Garrick himself confused me, he went by a few different names, I think! I got muddled with references to things/people and places in the past. Then I wasn't sure if he was jsut a magician or if he actually had special powers or whether he was something worse, Colfer often refers to him as 'it was like the Devil himself was after us'.Read more ›
I was somewhat skepticle when I got the ARC of this book. For one, I am a fan of the Artemis Fowl series and have never ventured beyond these to Colfer's other works. For two, the premise itself didn't sound overly exciting.
However, upon picking up this book I was pleasantly surprised at how well written it was, how well drawn characters like Garrick and Chevie were (Riley not so much) and how exciting the story was as a whole. Don't get me wrong, it's not perfect, there is a massive drop in pace around the middle of the book and at the beginning of the story it was screaming 'I AM TRYING TO BE ARTEMIS FOWL!" at me. But I continued with the book and by the end had come around to the story.
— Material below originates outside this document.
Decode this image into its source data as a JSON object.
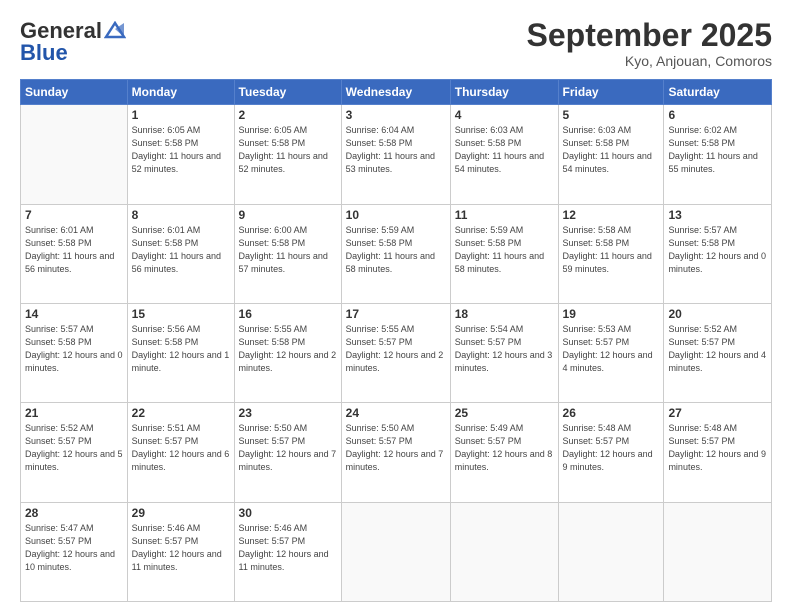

Colfer has created a magnificent new series that i think can only get better. Now that the series has done most of its explaining, it can really get cracking with what are sure to be some brilliant adventures in future books.
Dodgy FBI members, Victoriana poverty,and best of all TIME TRAVEL-that's me hooked!
Well worth a read folks. :}
Young orphan Riley is whisked from the past into the modern age by a cockamamie time machine and into the hands of the FBI. His devilish master Albert Garrick follows, acquiring super-powers on the way. The Feds are soon cut down by Garrick, and Riley flees with Junior Agent Chevron Savano. With Garrick relentlessly on their heels they bounce around in time with barely a moment to gather their thoughts and comprehend the situation.
Time travels stories always set themselves up for logical conundrums and paradoxes. WARP is no exception. Colfer tries to cover all aspects of the time travel process but still creates parallel universes which contradict what has already been established. The story switches between the present day and 1898 both physically and narratively, and it's easy to keep up with though there are a couple of moments when the lack of description leads to confusion (Garrick's re-emergence in 1898 is barely detailed and it just sort of jumps to him being in the Orient Theatre). I'm not entirely sure of the Junior FBI agent thing works, and there are couple of frustrating coincidences that keep all of the story threads conveniently tied together instead of being free and loose.
The character of Otto Malarkey from Airman makes an appearance, so it takes place in the same universe as Colfer's previous 2008 novel. Otto is comical, in a way, but still devious and unlikeable. If he's going to come back in future novels, Colfer needs to completely turn that character around in order to make him work.
I really enjoyed The Reluctant Assassin, and I look forward to further adventures with Riley and Chevie. I just hope that Colfer doesn't lose interest like he ultimately did with Artemis Fowl.
Most Recent Customer Reviews
Excellent book in the series and well written.
A must if you enjoy this type of Genre.
I loved this book and I recommend it to children from 9-15. I've always liked reading, but this was one of the best. I hope everyone enjoyed it as much as I did.
I read the book from cover to cover but found the use of old English a might clumsy. I miss Artemis Fowl.Published 22 months ago by Martin S.